**WORK REQUEST**: Print each entry below precisely as it reads.

**RECORDED DATA**:
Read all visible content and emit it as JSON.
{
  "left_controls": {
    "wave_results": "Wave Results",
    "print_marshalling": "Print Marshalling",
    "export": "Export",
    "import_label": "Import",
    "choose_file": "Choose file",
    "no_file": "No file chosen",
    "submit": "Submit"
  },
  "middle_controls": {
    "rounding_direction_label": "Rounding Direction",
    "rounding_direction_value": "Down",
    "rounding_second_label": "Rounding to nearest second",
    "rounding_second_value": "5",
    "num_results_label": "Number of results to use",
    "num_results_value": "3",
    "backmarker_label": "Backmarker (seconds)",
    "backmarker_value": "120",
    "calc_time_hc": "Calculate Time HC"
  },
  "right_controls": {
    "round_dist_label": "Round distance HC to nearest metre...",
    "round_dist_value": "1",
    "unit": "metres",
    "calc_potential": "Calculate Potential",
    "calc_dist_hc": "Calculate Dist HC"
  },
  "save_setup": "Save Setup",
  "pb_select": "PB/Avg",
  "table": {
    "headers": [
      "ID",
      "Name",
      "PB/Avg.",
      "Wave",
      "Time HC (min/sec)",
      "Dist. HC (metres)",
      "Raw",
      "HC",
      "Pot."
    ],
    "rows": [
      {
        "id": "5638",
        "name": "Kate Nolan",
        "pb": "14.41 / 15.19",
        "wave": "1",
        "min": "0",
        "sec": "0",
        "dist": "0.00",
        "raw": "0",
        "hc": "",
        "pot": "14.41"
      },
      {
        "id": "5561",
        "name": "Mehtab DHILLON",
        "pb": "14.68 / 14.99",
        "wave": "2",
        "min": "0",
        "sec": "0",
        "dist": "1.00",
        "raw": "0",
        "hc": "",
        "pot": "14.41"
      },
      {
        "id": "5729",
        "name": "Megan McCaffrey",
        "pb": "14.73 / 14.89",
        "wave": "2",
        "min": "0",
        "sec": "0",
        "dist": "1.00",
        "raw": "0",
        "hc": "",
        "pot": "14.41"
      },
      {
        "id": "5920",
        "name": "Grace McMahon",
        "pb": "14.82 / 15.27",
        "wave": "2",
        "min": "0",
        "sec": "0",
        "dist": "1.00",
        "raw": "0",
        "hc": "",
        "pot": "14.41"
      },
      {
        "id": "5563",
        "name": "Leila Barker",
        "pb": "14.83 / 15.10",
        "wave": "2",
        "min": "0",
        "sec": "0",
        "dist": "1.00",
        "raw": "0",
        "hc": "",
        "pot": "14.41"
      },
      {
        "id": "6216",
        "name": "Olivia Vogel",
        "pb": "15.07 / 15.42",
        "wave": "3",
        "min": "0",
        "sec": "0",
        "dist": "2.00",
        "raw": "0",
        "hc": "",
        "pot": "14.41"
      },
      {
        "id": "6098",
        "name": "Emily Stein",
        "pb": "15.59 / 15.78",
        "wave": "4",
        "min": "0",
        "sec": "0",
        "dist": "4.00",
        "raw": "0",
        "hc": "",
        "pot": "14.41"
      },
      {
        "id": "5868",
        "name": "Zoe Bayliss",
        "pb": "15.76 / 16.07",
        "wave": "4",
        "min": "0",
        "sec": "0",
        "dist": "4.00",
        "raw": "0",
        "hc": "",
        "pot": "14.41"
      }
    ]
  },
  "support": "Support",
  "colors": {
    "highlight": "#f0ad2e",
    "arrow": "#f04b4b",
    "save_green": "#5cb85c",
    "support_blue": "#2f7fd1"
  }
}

**RESPONSE BELOW**:
Read all visible content and emit it as JSON.
{
  "left_controls": {
    "wave_results": "Wave Results",
    "print_marshalling": "Print Marshalling",
    "export": "Export",
    "import_label": "Import",
    "choose_file": "Choose file",
    "no_file": "No file chosen",
    "submit": "Submit"
  },
  "middle_controls": {
    "rounding_direction_label": "Rounding Direction",
    "rounding_direction_value": "Down",
    "rounding_second_label": "Rounding to nearest second",
    "rounding_second_value": "5",
    "num_results_label": "Number of results to use",
    "num_results_value": "3",
    "backmarker_label": "Backmarker (seconds)",
    "backmarker_value": "120",
    "calc_time_hc": "Calculate Time HC"
  },
  "right_controls": {
    "round_dist_label": "Round distance HC to nearest metre...",
    "round_dist_value": "1",
    "unit": "metres",
    "calc_potential": "Calculate Potential",
    "calc_dist_hc": "Calculate Dist HC"
  },
  "save_setup": "Save Setup",
  "pb_select": "PB/Avg",
  "table": {
    "headers": [
      "ID",
      "Name",
      "PB/Avg.",
      "Wave",
      "Time HC (min/sec)",
      "Dist. HC (metres)",
      "Raw",
      "HC",
      "Pot."
    ],
    "rows": [
      {
        "id": "5638",
        "name": "Kate Nolan",
        "pb": "14.41 / 15.19",
        "wave": "1",
        "min": "0",
        "sec": "0",
        "dist": "0.00",
        "raw": "0",
        "hc": "",
        "pot": "14.41"
      },
      {
        "id": "5561",
        "name": "Mehtab DHILLON",
        "pb": "14.68 / 14.99",
        "wave": "2",
        "min": "0",
        "sec": "0",
        "dist": "1.00",
        "raw": "0",
        "hc": "",
        "pot": "14.41"
      },
      {
        "id": "5729",
        "name": "Megan McCaffrey",
        "pb": "14.73 / 14.89",
        "wave": "2",
        "min": "0",
        "sec": "0",
        "dist": "1.00",
        "raw": "0",
        "hc": "",
        "pot": "14.41"
      },
      {
        "id": "5920",
        "name": "Grace McMahon",
        "pb": "14.82 / 15.27",
        "wave": "2",
        "min": "0",
        "sec": "0",
        "dist": "1.00",
        "raw": "0",
        "hc": "",
        "pot": "14.41"
      },
      {
        "id": "5563",
        "name": "Leila Barker",
        "pb": "14.83 / 15.10",
        "wave": "2",
        "min": "0",
        "sec": "0",
        "dist": "1.00",
        "raw": "0",
        "hc": "",
        "pot": "14.41"
      },
      {
        "id": "6216",
        "name": "Olivia Vogel",
        "pb": "15.07 / 15.42",
        "wave": "3",
        "min": "0",
        "sec": "0",
        "dist": "2.00",
        "raw": "0",
        "hc": "",
        "pot": "14.41"
      },
      {
        "id": "6098",
        "name": "Emily Stein",
        "pb": "15.59 / 15.78",
        "wave": "4",
        "min": "0",
        "sec": "0",
        "dist": "4.00",
        "raw": "0",
        "hc": "",
        "pot": "14.41"
      },
      {
        "id": "5868",
        "name": "Zoe Bayliss",
        "pb": "15.76 / 16.07",
        "wave": "4",
        "min": "0",
        "sec": "0",
        "dist": "4.00",
        "raw": "0",
        "hc": "",
        "pot": "14.41"
      }
    ]
  },
  "support": "Support",
  "colors": {
    "highlight": "#f0ad2e",
    "arrow": "#f04b4b",
    "save_green": "#5cb85c",
    "support_blue": "#2f7fd1"
  }
}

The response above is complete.